KENNESAW, Ga. (Mar 15, 2016) — In her Dean's Lecture Series presentation about democratic pedagogy, Dr. Jeanne Law Bohannon examines how institutions and the educational system as a whole can expand to better incorporate student voices. Bohannon studies first year students in writing courses because these students are participating in a required course where they are also required to enter into academic dialogue. Understandably, entering into academic dialogue can be an intimidating process for first year students. Plagiarism and having content with substantive value is a major concern to students. To overcome this fear, Bohannon presents the idea that we need to meet students in their own spaces – the new digital writing and conversation spaces. All academic disciplines must exist together, and one way to bridge the gap between these disciplines is to encourage students to focus their academic research on topics of personal interest, where the student specifically looks for cross ties between their interests and the assigned course material. After finding those cross ties, students can then present their findings on digital spaces to facilitate broader academic discussions and to minimize the apprehension and fear about academic writing.
Democratic pedagogy focuses on bringing democratic values into the sphere of education, so the students’ voices are equal to the professor’s voice. One aspect of democratic pedagogy is active participation in learning. Active “doing” in the education process should account for 90 percent of what we say and do because after two weeks participants who actively “do” remember more of the material they engaged with. In the 21st century, democratic pedagogy has been applied in crowd-sourcing elements, interactive lectures, flipped teaching, dialogics, transparency and digital literacies. Pedagogically, we learn best in hybrid environments that include both realized content and shared experiences. Democratic learning is contingent on awareness of a diversity of points of common interest as well as the change that occurs through discourse.
Student writers share experiences and discourse by writing as a social endeavor that in turn can cross-over multiple genres and fields of inquiry.
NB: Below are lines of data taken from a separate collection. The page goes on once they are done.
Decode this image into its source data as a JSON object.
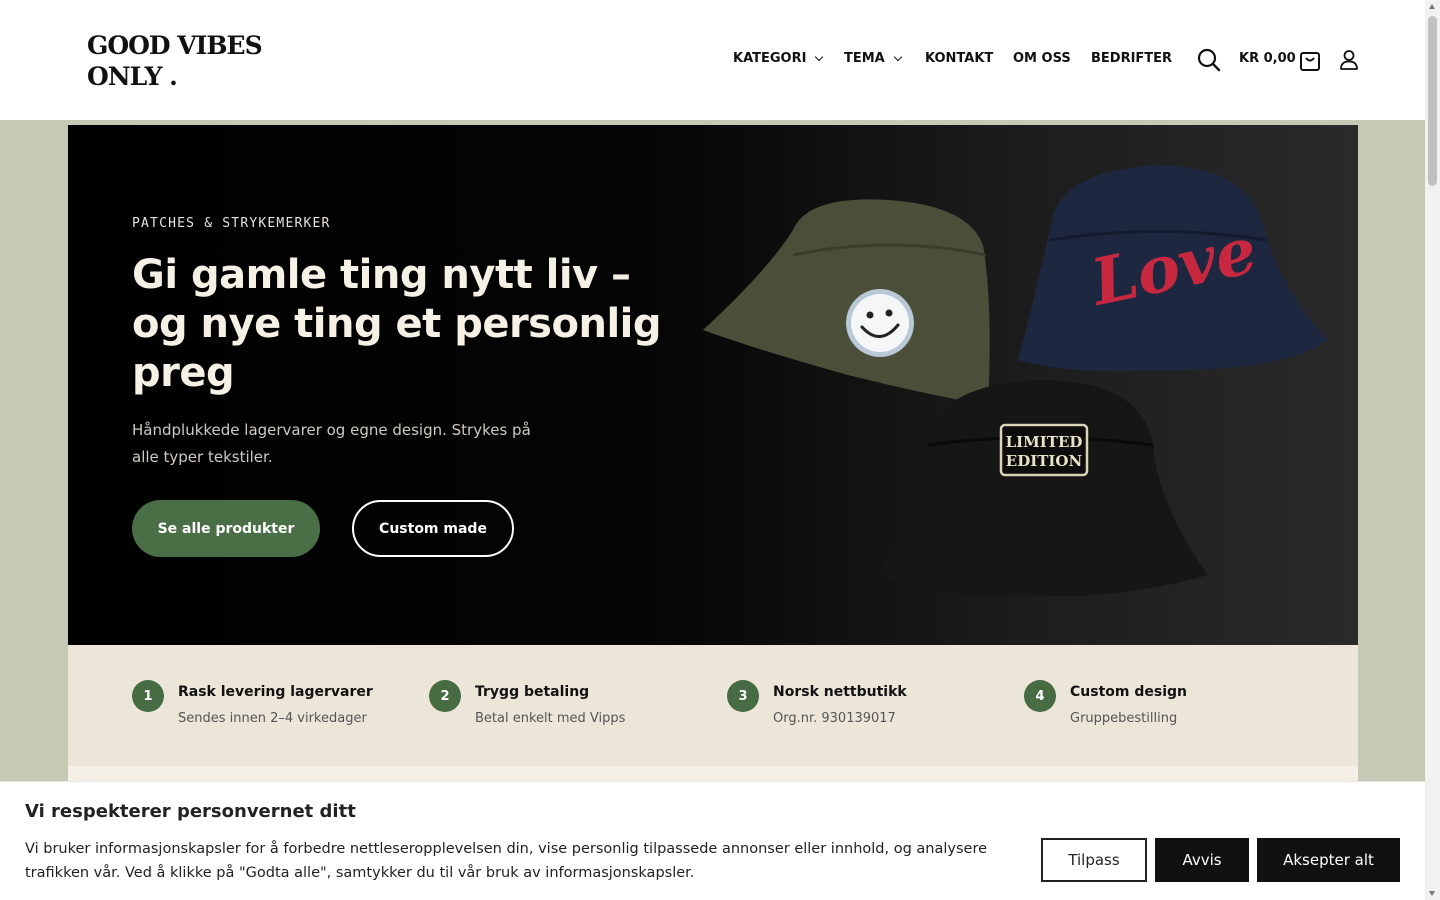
{
  "header": {
    "logo_line1": "GOOD VIBES",
    "logo_line2": "ONLY .",
    "nav": [
      "KATEGORI",
      "TEMA",
      "KONTAKT",
      "OM OSS",
      "BEDRIFTER"
    ],
    "cart_label": "KR 0,00"
  },
  "hero": {
    "eyebrow": "PATCHES & STRYKEMERKER",
    "title": "Gi gamle ting nytt liv – og nye ting et personlig preg",
    "subtitle": "Håndplukkede lagervarer og egne design. Strykes på alle typer tekstiler.",
    "primary_button": "Se alle produkter",
    "secondary_button": "Custom made",
    "art": {
      "patch_love": "Love",
      "patch_limited_line1": "LIMITED",
      "patch_limited_line2": "EDITION"
    }
  },
  "features": [
    {
      "num": "1",
      "title": "Rask levering lagervarer",
      "subtitle": "Sendes innen 2–4 virkedager"
    },
    {
      "num": "2",
      "title": "Trygg betaling",
      "subtitle": "Betal enkelt med Vipps"
    },
    {
      "num": "3",
      "title": "Norsk nettbutikk",
      "subtitle": "Org.nr. 930139017"
    },
    {
      "num": "4",
      "title": "Custom design",
      "subtitle": "Gruppebestilling"
    }
  ],
  "cookie": {
    "title": "Vi respekterer personvernet ditt",
    "text": "Vi bruker informasjonskapsler for å forbedre nettleseropplevelsen din, vise personlig tilpassede annonser eller innhold, og analysere trafikken vår. Ved å klikke på \"Godta alle\", samtykker du til vår bruk av informasjonskapsler.",
    "btn_customize": "Tilpass",
    "btn_reject": "Avvis",
    "btn_accept": "Aksepter alt"
  },
  "colors": {
    "accent_green": "#4a6e45",
    "page_bg": "#c6c9b4",
    "feature_bg": "#ece6d9"
  },
  "icons": [
    "chevron-down-icon",
    "search-icon",
    "cart-icon",
    "user-icon"
  ]
}
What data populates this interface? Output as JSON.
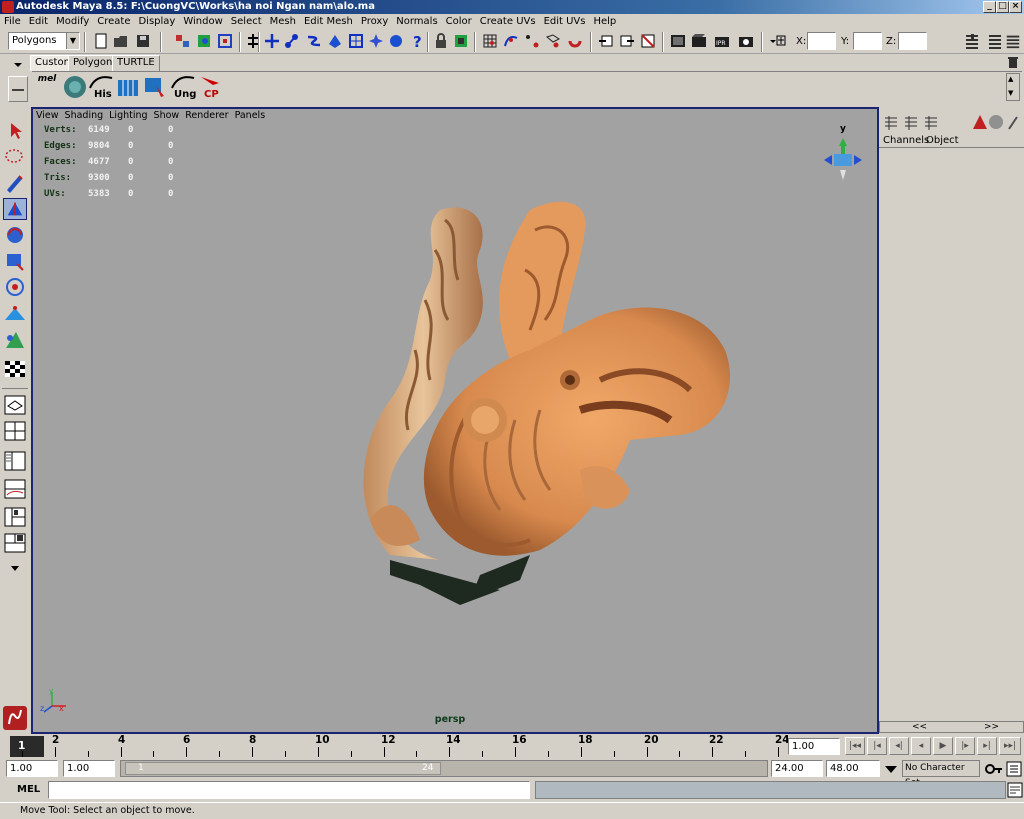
{
  "window": {
    "title": "Autodesk Maya 8.5: F:\\CuongVC\\Works\\ha noi Ngan nam\\alo.ma",
    "controls": [
      "_",
      "□",
      "×"
    ]
  },
  "menubar": [
    "File",
    "Edit",
    "Modify",
    "Create",
    "Display",
    "Window",
    "Select",
    "Mesh",
    "Edit Mesh",
    "Proxy",
    "Normals",
    "Color",
    "Create UVs",
    "Edit UVs",
    "Help"
  ],
  "statusline": {
    "menuset": "Polygons",
    "x_label": "X:",
    "y_label": "Y:",
    "z_label": "Z:"
  },
  "shelf": {
    "tabs": [
      "Custom",
      "Polygons",
      "TURTLE"
    ],
    "active_tab": "Custom",
    "mel_label": "mel",
    "buttons": [
      "His",
      "Ung",
      "CP"
    ]
  },
  "viewport": {
    "menus": [
      "View",
      "Shading",
      "Lighting",
      "Show",
      "Renderer",
      "Panels"
    ],
    "hud": [
      {
        "label": "Verts:",
        "v1": "6149",
        "v2": "0",
        "v3": "0"
      },
      {
        "label": "Edges:",
        "v1": "9804",
        "v2": "0",
        "v3": "0"
      },
      {
        "label": "Faces:",
        "v1": "4677",
        "v2": "0",
        "v3": "0"
      },
      {
        "label": "Tris:",
        "v1": "9300",
        "v2": "0",
        "v3": "0"
      },
      {
        "label": "UVs:",
        "v1": "5383",
        "v2": "0",
        "v3": "0"
      }
    ],
    "camera": "persp",
    "viewcube_axis": "y",
    "axis_labels": {
      "y": "y",
      "x": "x",
      "z": "z"
    }
  },
  "channelbox": {
    "menus": [
      "Channels",
      "Object"
    ],
    "scroll_left": "<<",
    "scroll_right": ">>"
  },
  "timeline": {
    "ticks": [
      "1",
      "2",
      "4",
      "6",
      "8",
      "10",
      "12",
      "14",
      "16",
      "18",
      "20",
      "22",
      "24"
    ],
    "current_time": "1.00",
    "playback": [
      "|◂◂",
      "|◂",
      "◂|",
      "◂",
      "▶",
      "|▸",
      "▸|",
      "▸▸|"
    ]
  },
  "range": {
    "start": "1.00",
    "anim_start": "1.00",
    "slider_start": "1",
    "slider_end": "24",
    "end": "24.00",
    "anim_end": "48.00",
    "character_set": "No Character Set"
  },
  "command": {
    "label": "MEL",
    "value": ""
  },
  "help": {
    "text": "Move Tool: Select an object to move."
  },
  "colors": {
    "viewport_bg": "#a2a2a2",
    "viewport_border": "#1a2470",
    "ui_bg": "#d4d0c8",
    "model": "#e49a5c"
  }
}
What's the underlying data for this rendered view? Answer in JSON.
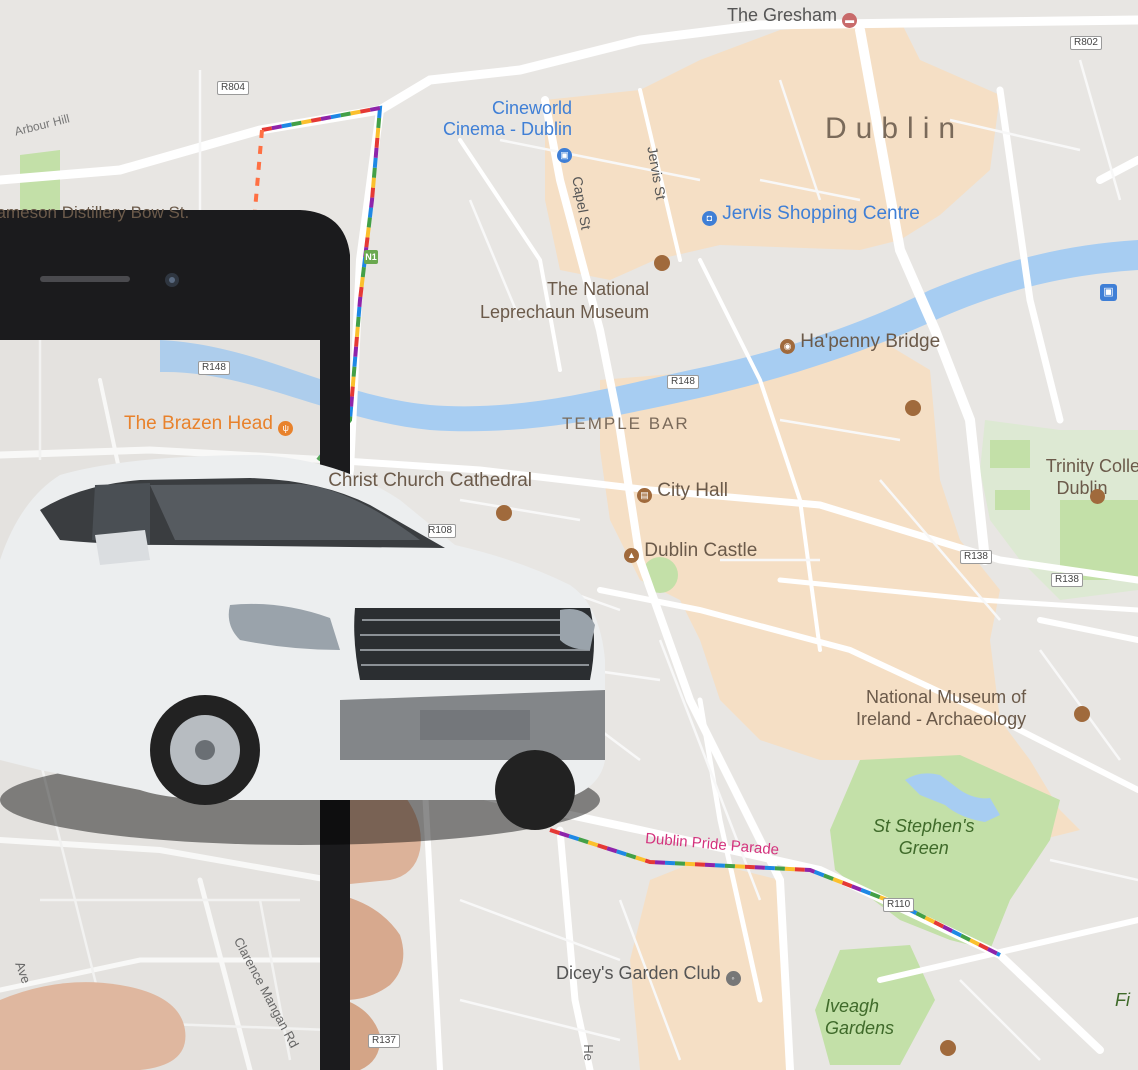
{
  "map": {
    "city_label": "Dublin",
    "neighbourhood_label": "TEMPLE BAR",
    "streets": {
      "arbour_hill": "Arbour Hill",
      "capel_st": "Capel St",
      "jervis_st": "Jervis St",
      "clarence_mangan": "Clarence Mangan Rd",
      "ave": "Ave",
      "he": "He"
    },
    "pois": {
      "gresham": "The Gresham",
      "cineworld": "Cineworld\nCinema - Dublin",
      "jervis_centre": "Jervis Shopping Centre",
      "leprechaun": "The National\nLeprechaun Museum",
      "hapenny": "Ha'penny Bridge",
      "brazen_head": "The Brazen Head",
      "jameson": "Jameson Distillery Bow St.",
      "cathedral": "Christ Church Cathedral",
      "city_hall": "City Hall",
      "dublin_castle": "Dublin Castle",
      "trinity": "Trinity College\nDublin",
      "museum": "National Museum of\nIreland - Archaeology",
      "stephens_green": "St Stephen's\nGreen",
      "diceys": "Dicey's Garden Club",
      "iveagh": "Iveagh\nGardens",
      "fi": "Fi"
    },
    "route_label": "Dublin Pride Parade",
    "road_shields": [
      "R804",
      "R802",
      "R148",
      "R148",
      "R138",
      "R138",
      "R110",
      "R137",
      "R108"
    ],
    "national_shield": "N1",
    "colors": {
      "land": "#e8e6e3",
      "river": "#a7cdf2",
      "commercial": "#f5dfc5",
      "park": "#c3e0a8",
      "poi_blue": "#3f7fd6",
      "poi_orange": "#e8822c",
      "poi_brown": "#a06a3c",
      "route_pink": "#d4327d"
    }
  },
  "overlay": {
    "device": "smartphone",
    "vehicle": "white SUV"
  }
}
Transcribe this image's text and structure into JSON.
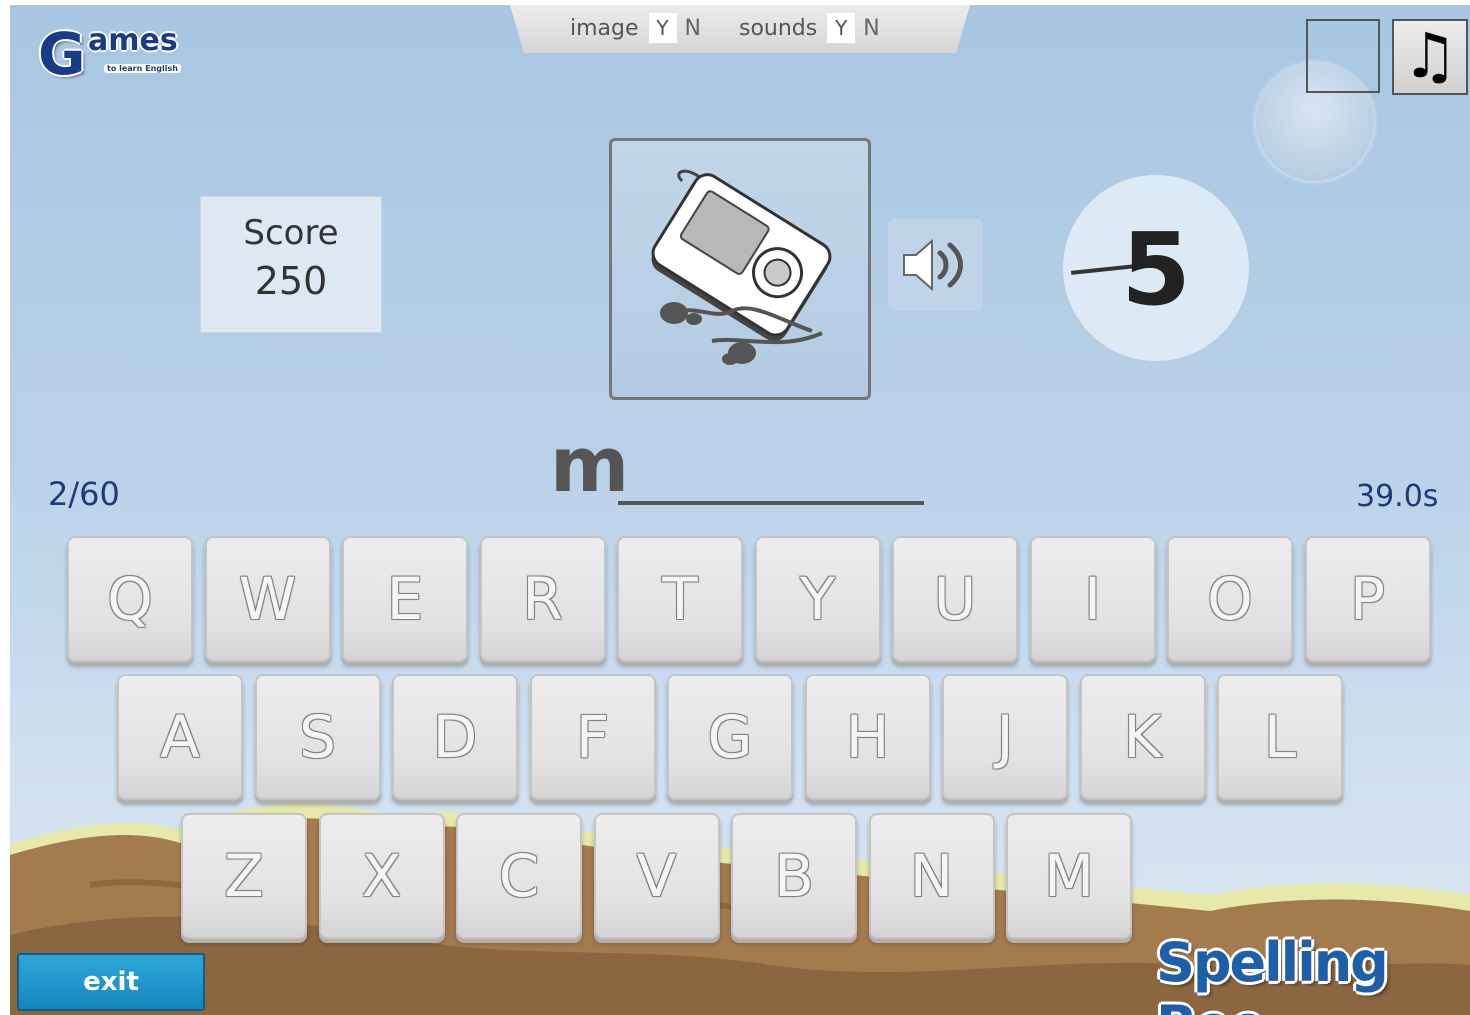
{
  "logo": {
    "big_letter": "G",
    "rest": "ames",
    "tagline": "to learn English"
  },
  "options": {
    "image_label": "image",
    "image_yes": "Y",
    "image_no": "N",
    "sounds_label": "sounds",
    "sounds_yes": "Y",
    "sounds_no": "N"
  },
  "music_icon": "♫",
  "score": {
    "title": "Score",
    "value": "250"
  },
  "picture": {
    "icon": "mp3-player-icon"
  },
  "speaker": {
    "icon": "speaker-icon"
  },
  "timer_circle": {
    "value": "5"
  },
  "word": {
    "typed": "m",
    "remaining_blanks": 9
  },
  "progress": "2/60",
  "time": "39.0s",
  "keyboard": {
    "row1": [
      "Q",
      "W",
      "E",
      "R",
      "T",
      "Y",
      "U",
      "I",
      "O",
      "P"
    ],
    "row2": [
      "A",
      "S",
      "D",
      "F",
      "G",
      "H",
      "J",
      "K",
      "L"
    ],
    "row3": [
      "Z",
      "X",
      "C",
      "V",
      "B",
      "N",
      "M"
    ]
  },
  "exit_label": "exit",
  "brand": "Spelling Bee",
  "colors": {
    "accent": "#1586bf",
    "text_dark_blue": "#1e3a78",
    "sky": "#a8c6e2",
    "ground": "#a07a50"
  }
}
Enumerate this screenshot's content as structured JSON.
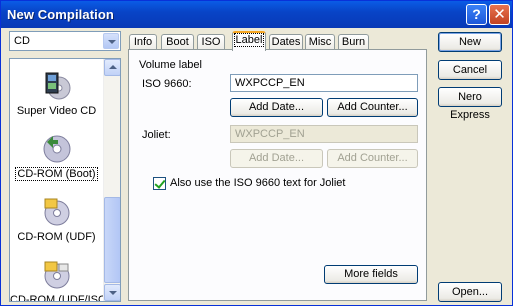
{
  "window": {
    "title": "New Compilation",
    "help_icon": "?",
    "close_icon": "✕"
  },
  "type_combo": {
    "value": "CD"
  },
  "compilation_types": [
    {
      "label": "Super Video CD",
      "icon": "film-disc-icon",
      "selected": false
    },
    {
      "label": "CD-ROM (Boot)",
      "icon": "boot-disc-icon",
      "selected": true
    },
    {
      "label": "CD-ROM (UDF)",
      "icon": "udf-disc-icon",
      "selected": false
    },
    {
      "label": "CD-ROM (UDF/ISO)",
      "icon": "udf-iso-disc-icon",
      "selected": false
    }
  ],
  "tabs": [
    "Info",
    "Boot",
    "ISO",
    "Label",
    "Dates",
    "Misc",
    "Burn"
  ],
  "active_tab": "Label",
  "label_panel": {
    "section_title": "Volume label",
    "iso_label": "ISO 9660:",
    "iso_value": "WXPCCP_EN",
    "add_date": "Add Date...",
    "add_counter": "Add Counter...",
    "joliet_label": "Joliet:",
    "joliet_value": "WXPCCP_EN",
    "joliet_add_date": "Add Date...",
    "joliet_add_counter": "Add Counter...",
    "checkbox_label": "Also use the ISO 9660 text for Joliet",
    "checkbox_checked": true,
    "more_fields": "More fields"
  },
  "right_buttons": {
    "new": "New",
    "cancel": "Cancel",
    "nero_express": "Nero Express",
    "open": "Open..."
  },
  "colors": {
    "title_bar": "#0a5ce6",
    "tab_highlight": "#f5a623",
    "dialog_bg": "#ece9d8"
  }
}
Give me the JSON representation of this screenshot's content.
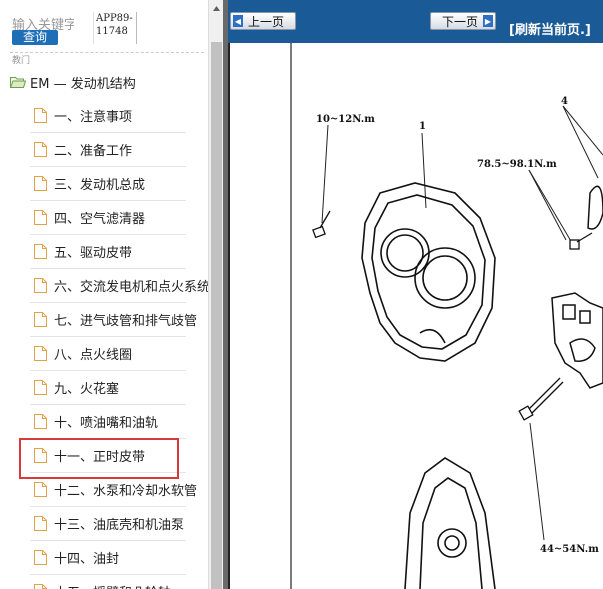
{
  "search": {
    "label": "输入关键字",
    "button_label": "查询",
    "app_code": "APP89-11748"
  },
  "tree": {
    "caption": "教门",
    "root_label": "EM — 发动机结构",
    "items": [
      {
        "label": "一、注意事项"
      },
      {
        "label": "二、准备工作"
      },
      {
        "label": "三、发动机总成"
      },
      {
        "label": "四、空气滤清器"
      },
      {
        "label": "五、驱动皮带"
      },
      {
        "label": "六、交流发电机和点火系统"
      },
      {
        "label": "七、进气歧管和排气歧管"
      },
      {
        "label": "八、点火线圈"
      },
      {
        "label": "九、火花塞"
      },
      {
        "label": "十、喷油嘴和油轨"
      },
      {
        "label": "十一、正时皮带"
      },
      {
        "label": "十二、水泵和冷却水软管"
      },
      {
        "label": "十三、油底壳和机油泵"
      },
      {
        "label": "十四、油封"
      },
      {
        "label": "十五、摇臂和凸轮轴"
      }
    ],
    "highlighted_index": 10
  },
  "toolbar": {
    "prev_label": "上一页",
    "next_label": "下一页",
    "refresh_label": "[刷新当前页.]"
  },
  "diagram": {
    "torque_1": "10~12N.m",
    "torque_2": "78.5~98.1N.m",
    "torque_3": "44~54N.m",
    "part_1": "1",
    "part_4": "4"
  },
  "colors": {
    "toolbar_bg": "#1a5a96",
    "button_blue": "#1e6fb8",
    "highlight_red": "#d63b3b"
  }
}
As the students entering the university system now have always had digital technology in their lives, these students participate in digital narratives. They find their voices as students and scholars to have meaning and value over digital platforms. Bohannon applies the principles of democratic pedagogy to first year students involved in her freshman writing course. She incorporates digital writing spaces into her curriculum to engage with students where they are comfortable sharing their voices. By engaging with digital writing spaces, students can combine the social writing process with the academic writing process and receive constructive criticism by their peers about their work in a hybrid learning environment. Interacting with students in spaces where they are comfortable promoting their personal narratives equalizes the students’ voices and the professor’s voice, which is the basis of democratic pedagogy.
Engaging students in spaces they understand is crucial for the education system to advance as technology advances. Using the ideas of democratic pedagogy helps to navigate those new spaces for professors developing courses intent on student engagement with academic writing and literature.
To share your voice and join this discussion about democratic pedagogy, you can tweet @DrBohannon_ksu or @KSU_CHSS using #demoped.